→ **What is being asked**: Every record that follows must be duplicated exactly, with images left out.
------------------------------
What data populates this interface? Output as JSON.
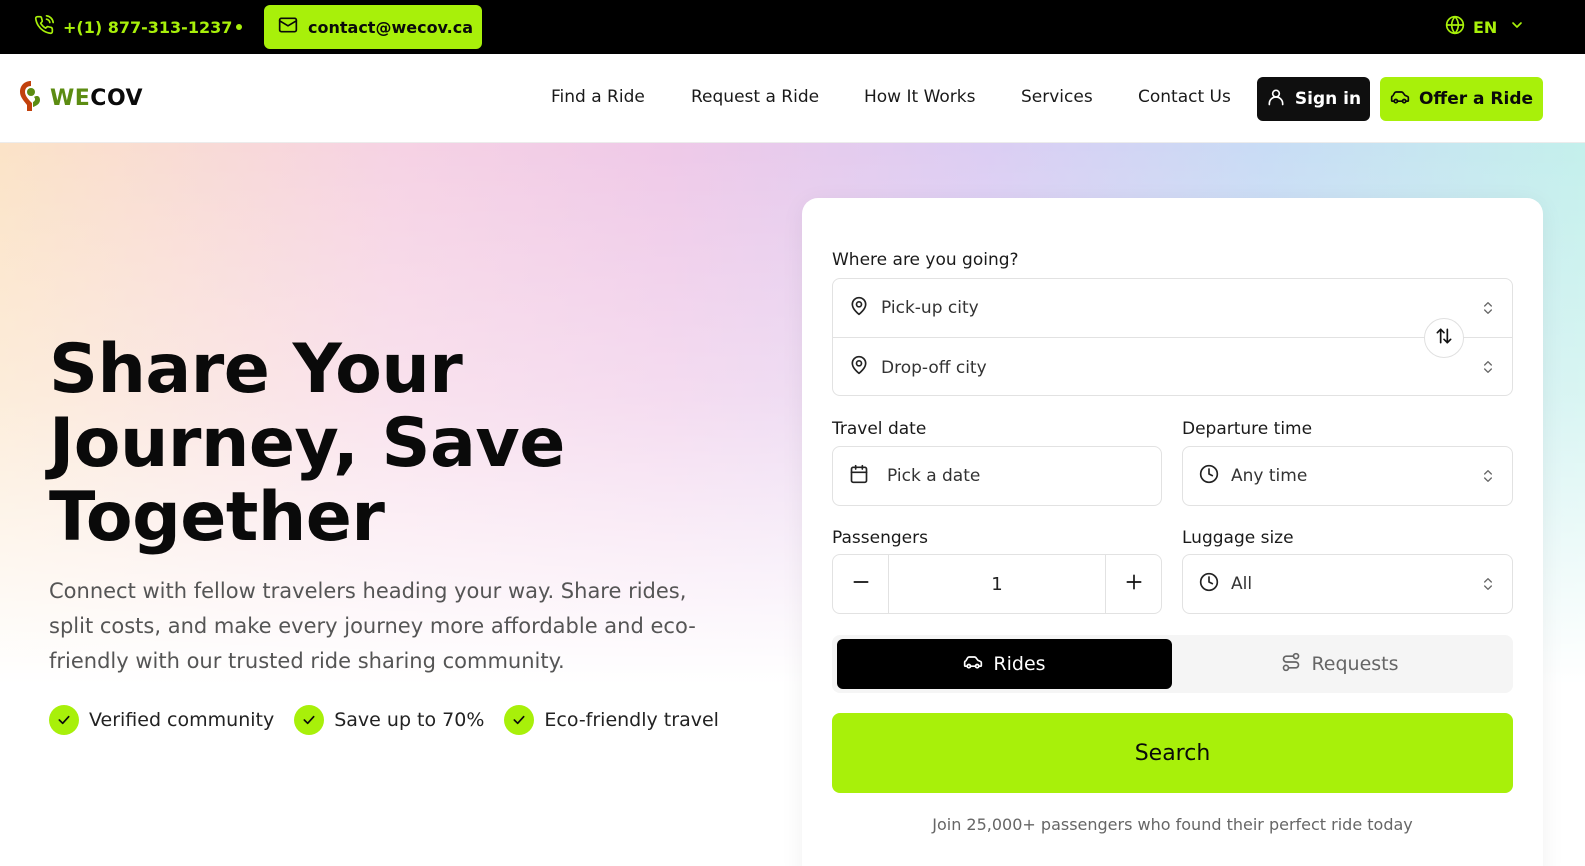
{
  "topbar": {
    "phone": "+(1) 877-313-1237",
    "email": "contact@wecov.ca",
    "language": "EN"
  },
  "nav": {
    "logo_we": "WE",
    "logo_cov": "COV",
    "links": [
      "Find a Ride",
      "Request a Ride",
      "How It Works",
      "Services",
      "Contact Us"
    ],
    "signin_label": "Sign in",
    "offer_label": "Offer a Ride"
  },
  "hero": {
    "headline": "Share Your Journey, Save Together",
    "subtext": "Connect with fellow travelers heading your way. Share rides, split costs, and make every journey more affordable and eco-friendly with our trusted ride sharing community.",
    "features": [
      "Verified community",
      "Save up to 70%",
      "Eco-friendly travel"
    ]
  },
  "search_card": {
    "where_label": "Where are you going?",
    "pickup_placeholder": "Pick-up city",
    "dropoff_placeholder": "Drop-off city",
    "travel_date_label": "Travel date",
    "travel_date_placeholder": "Pick a date",
    "departure_label": "Departure time",
    "departure_value": "Any time",
    "passengers_label": "Passengers",
    "passengers_value": "1",
    "luggage_label": "Luggage size",
    "luggage_value": "All",
    "mode_rides": "Rides",
    "mode_requests": "Requests",
    "search_label": "Search",
    "join_text": "Join 25,000+ passengers who found their perfect ride today"
  },
  "colors": {
    "accent": "#a8f00a",
    "dark": "#000000",
    "logo_green": "#5c8c12"
  }
}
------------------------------
→ **Response to this exercise**:
What data populates this interface? Output as JSON.
{
  "topbar": {
    "phone": "+(1) 877-313-1237",
    "email": "contact@wecov.ca",
    "language": "EN"
  },
  "nav": {
    "logo_we": "WE",
    "logo_cov": "COV",
    "links": [
      "Find a Ride",
      "Request a Ride",
      "How It Works",
      "Services",
      "Contact Us"
    ],
    "signin_label": "Sign in",
    "offer_label": "Offer a Ride"
  },
  "hero": {
    "headline": "Share Your Journey, Save Together",
    "subtext": "Connect with fellow travelers heading your way. Share rides, split costs, and make every journey more affordable and eco-friendly with our trusted ride sharing community.",
    "features": [
      "Verified community",
      "Save up to 70%",
      "Eco-friendly travel"
    ]
  },
  "search_card": {
    "where_label": "Where are you going?",
    "pickup_placeholder": "Pick-up city",
    "dropoff_placeholder": "Drop-off city",
    "travel_date_label": "Travel date",
    "travel_date_placeholder": "Pick a date",
    "departure_label": "Departure time",
    "departure_value": "Any time",
    "passengers_label": "Passengers",
    "passengers_value": "1",
    "luggage_label": "Luggage size",
    "luggage_value": "All",
    "mode_rides": "Rides",
    "mode_requests": "Requests",
    "search_label": "Search",
    "join_text": "Join 25,000+ passengers who found their perfect ride today"
  },
  "colors": {
    "accent": "#a8f00a",
    "dark": "#000000",
    "logo_green": "#5c8c12"
  }
}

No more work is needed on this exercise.